qualifying out-of-pocket expenses (but no
double-dipping: you can't claim both credits in
the same tax year for the same student). Also
getting a boost? The above-the-line Tuition and
Fees Deduction was extended so that taxpayers
who don't itemize can continue to benefit.
10. Alternative Minimum Tax (AMT) Relief. The tax deal passed in January 2013 provided significant AMT relief for middle class taxpayers in 2012 - and beyond. The AMT exemption for 2012 was increased to $50,600 for single taxpayers (an increase of nearly $20,000) and $78,750 for married taxpayers filing jointly (an increase of more than $30,000). Even better? Beginning with 2012, AMT relief will be adjusted for inflation each year - no more patches!
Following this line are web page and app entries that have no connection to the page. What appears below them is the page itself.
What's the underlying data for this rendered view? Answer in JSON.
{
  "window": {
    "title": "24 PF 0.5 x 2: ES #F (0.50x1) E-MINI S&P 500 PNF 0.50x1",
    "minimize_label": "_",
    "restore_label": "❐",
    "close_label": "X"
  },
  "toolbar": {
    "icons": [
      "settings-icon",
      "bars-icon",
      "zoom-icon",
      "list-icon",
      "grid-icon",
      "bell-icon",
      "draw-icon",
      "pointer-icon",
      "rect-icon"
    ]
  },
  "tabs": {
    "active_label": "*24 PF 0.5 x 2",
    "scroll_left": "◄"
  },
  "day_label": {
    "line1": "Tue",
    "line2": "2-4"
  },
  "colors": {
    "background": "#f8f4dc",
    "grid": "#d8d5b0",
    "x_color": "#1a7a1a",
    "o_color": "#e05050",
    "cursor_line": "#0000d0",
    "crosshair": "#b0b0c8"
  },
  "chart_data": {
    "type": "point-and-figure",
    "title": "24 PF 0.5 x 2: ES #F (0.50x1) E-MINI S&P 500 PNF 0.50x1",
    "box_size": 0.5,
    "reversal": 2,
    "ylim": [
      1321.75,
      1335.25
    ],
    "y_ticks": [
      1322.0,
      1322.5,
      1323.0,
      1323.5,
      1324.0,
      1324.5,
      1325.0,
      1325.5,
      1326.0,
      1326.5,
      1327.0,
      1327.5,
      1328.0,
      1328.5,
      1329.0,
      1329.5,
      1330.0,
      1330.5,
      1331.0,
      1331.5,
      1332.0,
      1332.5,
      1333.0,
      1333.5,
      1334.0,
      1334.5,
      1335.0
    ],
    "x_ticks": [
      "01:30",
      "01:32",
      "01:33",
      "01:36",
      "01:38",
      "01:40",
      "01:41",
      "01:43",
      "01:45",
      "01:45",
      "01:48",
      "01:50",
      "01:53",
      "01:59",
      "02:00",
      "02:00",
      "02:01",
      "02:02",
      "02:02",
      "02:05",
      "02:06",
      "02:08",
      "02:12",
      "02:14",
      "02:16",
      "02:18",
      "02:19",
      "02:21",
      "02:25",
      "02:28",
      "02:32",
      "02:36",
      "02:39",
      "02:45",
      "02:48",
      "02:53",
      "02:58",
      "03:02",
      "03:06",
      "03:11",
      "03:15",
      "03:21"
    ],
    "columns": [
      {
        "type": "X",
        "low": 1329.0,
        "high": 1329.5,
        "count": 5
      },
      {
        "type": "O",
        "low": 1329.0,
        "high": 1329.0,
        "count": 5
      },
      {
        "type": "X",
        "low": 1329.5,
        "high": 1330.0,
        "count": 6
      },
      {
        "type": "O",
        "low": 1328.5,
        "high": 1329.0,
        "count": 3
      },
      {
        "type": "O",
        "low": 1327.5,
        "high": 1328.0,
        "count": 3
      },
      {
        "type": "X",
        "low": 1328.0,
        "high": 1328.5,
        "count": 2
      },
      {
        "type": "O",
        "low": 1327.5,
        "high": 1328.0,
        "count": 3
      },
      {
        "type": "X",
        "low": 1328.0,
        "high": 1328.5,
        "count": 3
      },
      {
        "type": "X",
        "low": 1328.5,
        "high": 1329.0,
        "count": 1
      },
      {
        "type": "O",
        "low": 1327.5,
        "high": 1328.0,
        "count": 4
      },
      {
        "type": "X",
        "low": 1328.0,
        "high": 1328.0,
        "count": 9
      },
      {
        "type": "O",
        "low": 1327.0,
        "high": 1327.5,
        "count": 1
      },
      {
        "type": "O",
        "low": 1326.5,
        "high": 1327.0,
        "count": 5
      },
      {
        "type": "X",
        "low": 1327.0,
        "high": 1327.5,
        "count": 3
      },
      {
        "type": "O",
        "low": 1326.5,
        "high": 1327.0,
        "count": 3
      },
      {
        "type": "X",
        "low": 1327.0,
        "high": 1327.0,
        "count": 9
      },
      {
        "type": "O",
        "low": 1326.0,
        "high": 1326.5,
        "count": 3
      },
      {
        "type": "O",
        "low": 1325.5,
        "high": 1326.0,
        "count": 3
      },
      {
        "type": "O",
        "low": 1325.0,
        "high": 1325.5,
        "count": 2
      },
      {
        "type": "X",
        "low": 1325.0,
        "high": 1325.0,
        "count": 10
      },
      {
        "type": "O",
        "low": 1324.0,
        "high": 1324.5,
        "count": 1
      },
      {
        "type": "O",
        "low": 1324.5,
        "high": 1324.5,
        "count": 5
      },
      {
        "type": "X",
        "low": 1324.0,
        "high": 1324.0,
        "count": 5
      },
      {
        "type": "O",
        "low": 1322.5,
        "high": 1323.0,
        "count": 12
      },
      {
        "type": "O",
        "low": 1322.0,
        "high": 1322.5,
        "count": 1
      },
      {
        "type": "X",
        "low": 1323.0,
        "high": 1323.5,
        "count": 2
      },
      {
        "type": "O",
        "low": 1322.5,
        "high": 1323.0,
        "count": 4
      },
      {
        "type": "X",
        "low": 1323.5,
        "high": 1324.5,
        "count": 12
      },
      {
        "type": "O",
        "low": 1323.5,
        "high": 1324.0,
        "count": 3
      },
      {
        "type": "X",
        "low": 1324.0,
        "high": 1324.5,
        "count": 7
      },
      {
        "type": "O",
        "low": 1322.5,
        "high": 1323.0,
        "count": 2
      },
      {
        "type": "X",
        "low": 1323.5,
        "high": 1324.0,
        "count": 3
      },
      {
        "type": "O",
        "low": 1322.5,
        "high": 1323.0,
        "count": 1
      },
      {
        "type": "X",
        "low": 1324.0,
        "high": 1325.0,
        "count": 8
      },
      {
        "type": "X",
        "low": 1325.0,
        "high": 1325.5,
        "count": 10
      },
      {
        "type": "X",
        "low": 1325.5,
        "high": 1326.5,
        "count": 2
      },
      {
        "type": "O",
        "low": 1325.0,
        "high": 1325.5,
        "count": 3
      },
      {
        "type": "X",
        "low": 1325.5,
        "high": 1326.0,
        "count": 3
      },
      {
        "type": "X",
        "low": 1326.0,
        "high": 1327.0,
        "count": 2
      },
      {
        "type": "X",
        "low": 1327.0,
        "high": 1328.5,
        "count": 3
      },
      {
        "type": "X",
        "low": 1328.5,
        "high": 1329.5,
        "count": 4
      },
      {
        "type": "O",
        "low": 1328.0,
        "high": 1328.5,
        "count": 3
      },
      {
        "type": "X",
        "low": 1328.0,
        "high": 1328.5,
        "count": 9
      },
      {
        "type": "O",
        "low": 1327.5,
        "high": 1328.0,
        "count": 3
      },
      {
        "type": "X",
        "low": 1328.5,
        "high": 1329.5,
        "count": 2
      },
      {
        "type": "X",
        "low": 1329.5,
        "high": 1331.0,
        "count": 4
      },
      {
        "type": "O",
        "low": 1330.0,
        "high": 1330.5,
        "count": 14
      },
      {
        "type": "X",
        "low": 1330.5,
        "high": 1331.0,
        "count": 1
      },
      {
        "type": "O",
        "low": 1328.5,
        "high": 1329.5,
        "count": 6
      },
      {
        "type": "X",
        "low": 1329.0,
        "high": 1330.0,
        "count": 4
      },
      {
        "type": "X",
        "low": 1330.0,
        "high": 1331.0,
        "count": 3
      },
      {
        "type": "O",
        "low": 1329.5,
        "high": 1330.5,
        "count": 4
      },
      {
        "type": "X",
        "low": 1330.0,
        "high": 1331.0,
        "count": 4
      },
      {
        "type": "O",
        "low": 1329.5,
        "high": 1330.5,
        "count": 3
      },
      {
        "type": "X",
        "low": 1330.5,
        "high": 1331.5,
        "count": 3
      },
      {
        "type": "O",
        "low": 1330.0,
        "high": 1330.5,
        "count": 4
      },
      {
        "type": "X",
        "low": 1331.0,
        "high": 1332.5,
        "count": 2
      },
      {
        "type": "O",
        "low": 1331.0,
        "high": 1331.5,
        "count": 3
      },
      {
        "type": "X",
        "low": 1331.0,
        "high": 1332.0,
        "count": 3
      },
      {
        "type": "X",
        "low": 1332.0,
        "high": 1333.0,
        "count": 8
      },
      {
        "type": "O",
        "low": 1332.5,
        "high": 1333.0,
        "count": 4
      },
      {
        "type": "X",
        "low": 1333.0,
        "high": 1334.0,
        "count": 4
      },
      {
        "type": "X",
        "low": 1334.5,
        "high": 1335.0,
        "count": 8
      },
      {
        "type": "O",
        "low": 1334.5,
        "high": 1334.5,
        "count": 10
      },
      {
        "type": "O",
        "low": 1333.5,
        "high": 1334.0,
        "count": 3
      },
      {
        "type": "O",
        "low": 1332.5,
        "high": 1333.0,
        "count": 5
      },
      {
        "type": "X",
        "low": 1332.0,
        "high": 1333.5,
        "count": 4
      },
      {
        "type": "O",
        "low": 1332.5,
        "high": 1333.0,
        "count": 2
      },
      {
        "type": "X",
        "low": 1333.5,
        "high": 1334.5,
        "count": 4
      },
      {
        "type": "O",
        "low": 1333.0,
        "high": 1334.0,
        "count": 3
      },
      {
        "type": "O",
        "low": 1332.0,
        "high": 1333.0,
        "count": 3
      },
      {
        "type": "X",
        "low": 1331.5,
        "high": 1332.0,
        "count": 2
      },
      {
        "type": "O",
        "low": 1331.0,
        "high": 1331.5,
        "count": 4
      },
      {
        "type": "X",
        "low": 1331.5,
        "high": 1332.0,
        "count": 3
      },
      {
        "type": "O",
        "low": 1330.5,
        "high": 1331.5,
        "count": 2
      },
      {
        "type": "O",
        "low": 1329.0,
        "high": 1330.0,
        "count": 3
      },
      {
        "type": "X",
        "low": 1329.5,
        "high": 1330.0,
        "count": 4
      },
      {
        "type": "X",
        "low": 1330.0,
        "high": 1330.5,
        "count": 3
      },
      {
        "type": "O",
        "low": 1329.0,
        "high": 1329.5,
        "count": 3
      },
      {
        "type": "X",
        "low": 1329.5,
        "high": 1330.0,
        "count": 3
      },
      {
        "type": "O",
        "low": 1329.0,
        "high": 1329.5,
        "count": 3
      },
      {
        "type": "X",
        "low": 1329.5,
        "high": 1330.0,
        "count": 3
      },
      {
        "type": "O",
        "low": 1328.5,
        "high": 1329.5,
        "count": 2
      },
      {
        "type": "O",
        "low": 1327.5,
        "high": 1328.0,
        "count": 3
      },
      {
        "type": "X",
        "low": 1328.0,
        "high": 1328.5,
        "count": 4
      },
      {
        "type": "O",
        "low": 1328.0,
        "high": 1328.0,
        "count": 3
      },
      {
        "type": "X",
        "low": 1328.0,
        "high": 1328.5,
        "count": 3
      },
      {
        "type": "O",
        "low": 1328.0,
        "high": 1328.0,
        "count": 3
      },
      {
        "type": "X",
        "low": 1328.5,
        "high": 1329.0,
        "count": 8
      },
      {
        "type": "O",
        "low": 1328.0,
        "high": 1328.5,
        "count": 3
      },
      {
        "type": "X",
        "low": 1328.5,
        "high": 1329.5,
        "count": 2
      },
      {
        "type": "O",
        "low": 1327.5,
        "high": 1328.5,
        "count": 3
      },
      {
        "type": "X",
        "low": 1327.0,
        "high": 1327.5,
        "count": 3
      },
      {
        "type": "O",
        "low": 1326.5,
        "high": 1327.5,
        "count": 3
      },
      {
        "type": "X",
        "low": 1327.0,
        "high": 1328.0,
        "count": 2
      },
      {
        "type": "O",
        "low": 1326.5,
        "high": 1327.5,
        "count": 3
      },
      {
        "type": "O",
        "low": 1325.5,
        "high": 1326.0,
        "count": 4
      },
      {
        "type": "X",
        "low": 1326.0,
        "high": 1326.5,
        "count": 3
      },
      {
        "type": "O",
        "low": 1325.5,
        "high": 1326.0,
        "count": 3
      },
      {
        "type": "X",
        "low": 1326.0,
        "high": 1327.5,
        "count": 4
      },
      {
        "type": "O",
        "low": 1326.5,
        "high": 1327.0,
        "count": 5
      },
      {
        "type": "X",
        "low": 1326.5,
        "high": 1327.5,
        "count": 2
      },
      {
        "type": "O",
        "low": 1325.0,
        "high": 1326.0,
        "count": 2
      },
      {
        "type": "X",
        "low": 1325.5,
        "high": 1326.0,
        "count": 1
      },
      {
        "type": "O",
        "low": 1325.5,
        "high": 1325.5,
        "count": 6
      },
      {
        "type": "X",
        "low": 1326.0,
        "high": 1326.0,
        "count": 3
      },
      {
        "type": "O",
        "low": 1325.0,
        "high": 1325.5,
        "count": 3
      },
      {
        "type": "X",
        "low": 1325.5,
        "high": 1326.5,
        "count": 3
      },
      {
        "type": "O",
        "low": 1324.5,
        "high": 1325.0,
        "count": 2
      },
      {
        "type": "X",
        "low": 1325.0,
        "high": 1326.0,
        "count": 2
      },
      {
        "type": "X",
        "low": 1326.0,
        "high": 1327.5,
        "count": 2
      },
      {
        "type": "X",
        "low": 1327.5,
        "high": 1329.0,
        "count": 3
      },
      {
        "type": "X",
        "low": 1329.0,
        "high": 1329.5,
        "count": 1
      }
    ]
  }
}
11. Adoption Credit Survives - But Is Limited. Under the new tax deal, the adoption credit was saved. Originally, the adoption credit was scheduled to sunset at the end of 2010 but was temporarily extended as part of the Tax Relief, Unemployment Insurance Reauthorization and Job Creation Act of 2010; it was also made refundable (a nonrefundable credit can reduce the amount of tax you owe to zero while a refundable credit can reduce your tax liability to zero and any remaining credit will be refunded to you). The new tax deal did extend the adoption credit permanently with one significant hit: the credit is no longer refundable. The credit was only refundable in 2010 and 2011. Taxpayers in 2012 can claim the adoption credit but it is not refundable.